**DIRECTIONS**
Pull every "name" line out of the data below.

*** RECORDS FOR THIS EXERCISE ***

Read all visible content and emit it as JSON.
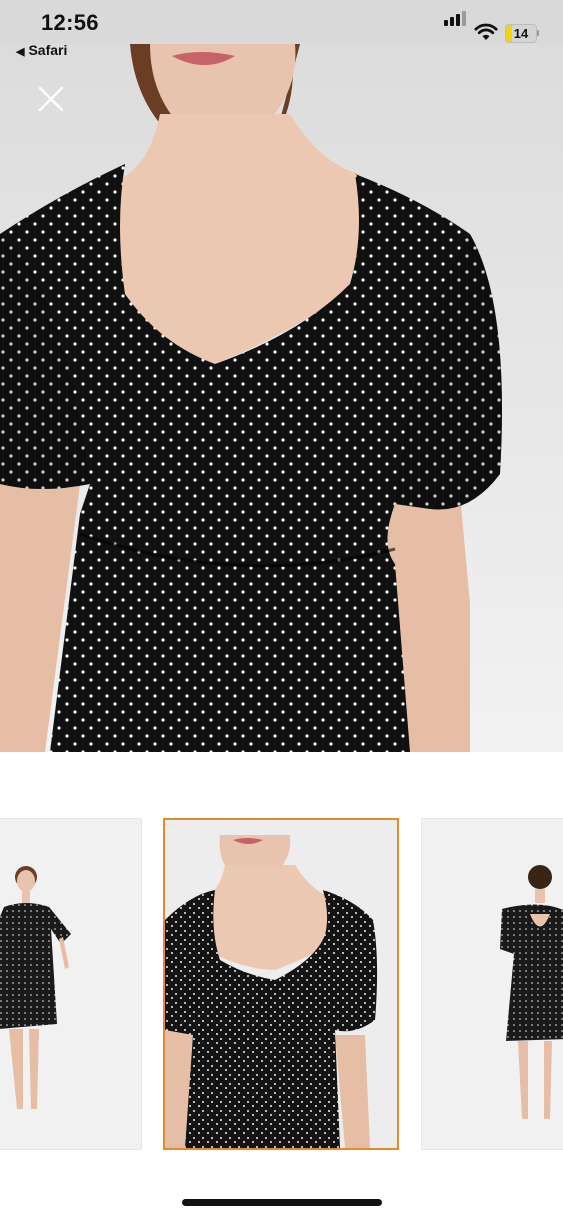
{
  "status_bar": {
    "time": "12:56",
    "back_app": "Safari",
    "battery_level": "14",
    "battery_color": "#f2d30f",
    "icons": [
      "signal-icon",
      "wifi-icon",
      "battery-icon"
    ]
  },
  "viewer": {
    "close_icon": "close-icon",
    "thumbnails": [
      {
        "name": "full-front-view",
        "selected": false
      },
      {
        "name": "closeup-front-view",
        "selected": true
      },
      {
        "name": "back-view",
        "selected": false
      }
    ],
    "selected_border_color": "#e08b2e"
  }
}
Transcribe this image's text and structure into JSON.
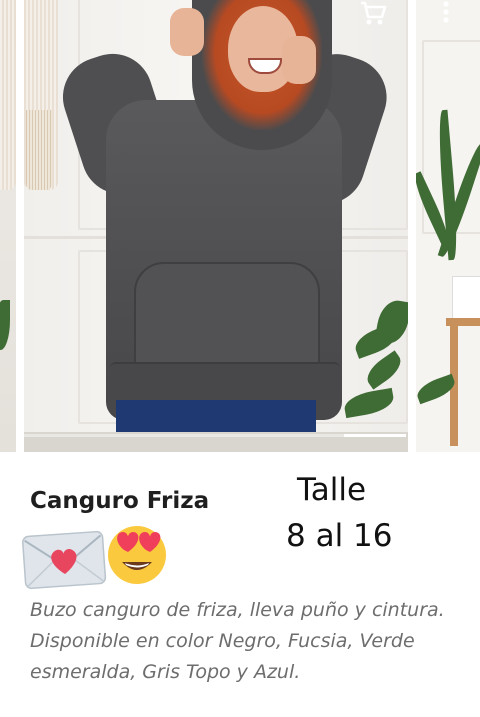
{
  "toolbar": {
    "cart_icon": "shopping-cart-icon",
    "menu_icon": "more-vertical-icon"
  },
  "carousel": {
    "image_description_icon": "product-photo",
    "slide_count_visible": 3
  },
  "product": {
    "title": "Canguro Friza",
    "size_label": "Talle",
    "size_range": "8 al 16",
    "emojis": [
      "love-letter-emoji",
      "heart-eyes-emoji"
    ],
    "description": "Buzo canguro de friza, lleva puño y cintura. Disponible en color Negro, Fucsia, Verde esmeralda, Gris Topo y Azul."
  },
  "colors": {
    "text_primary": "#1f1f1f",
    "text_description": "#6d6d6d",
    "sweatshirt_gray": "#4e4e50",
    "background": "#ffffff"
  }
}
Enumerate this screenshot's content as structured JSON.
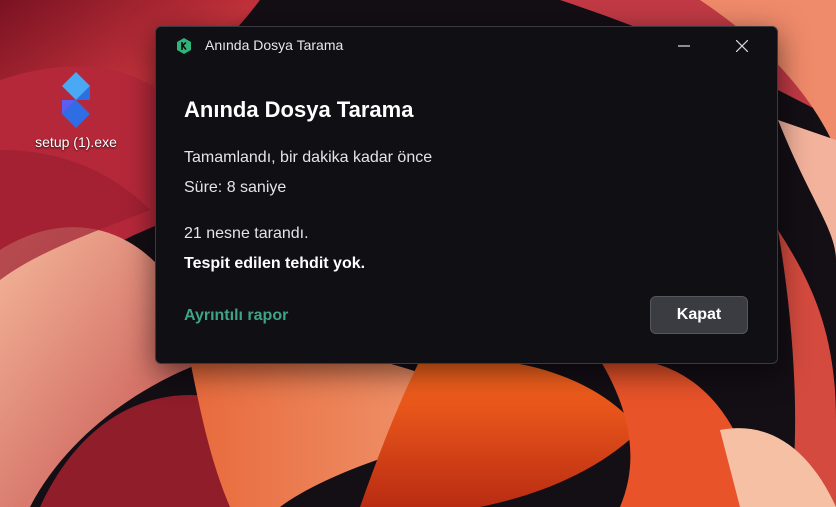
{
  "desktop": {
    "icon_label": "setup (1).exe"
  },
  "dialog": {
    "window_title": "Anında Dosya Tarama",
    "heading": "Anında Dosya Tarama",
    "status_line": "Tamamlandı, bir dakika kadar önce",
    "duration_line": "Süre: 8 saniye",
    "scanned_line": "21 nesne tarandı.",
    "result_line": "Tespit edilen tehdit yok.",
    "report_link": "Ayrıntılı rapor",
    "close_button": "Kapat"
  },
  "colors": {
    "accent_link": "#3fa487",
    "app_icon_green": "#2fb57a",
    "dialog_bg": "#0f0f14",
    "button_bg": "#3b3b42"
  },
  "icons": {
    "app": "kaspersky-k-icon",
    "minimize": "minimize-icon",
    "close": "close-icon",
    "desktop_file": "setup-exe-icon"
  }
}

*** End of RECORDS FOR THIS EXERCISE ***

**ANSWER BOX**
        "name": "full-front-view",
        "name": "closeup-front-view",
        "name": "back-view",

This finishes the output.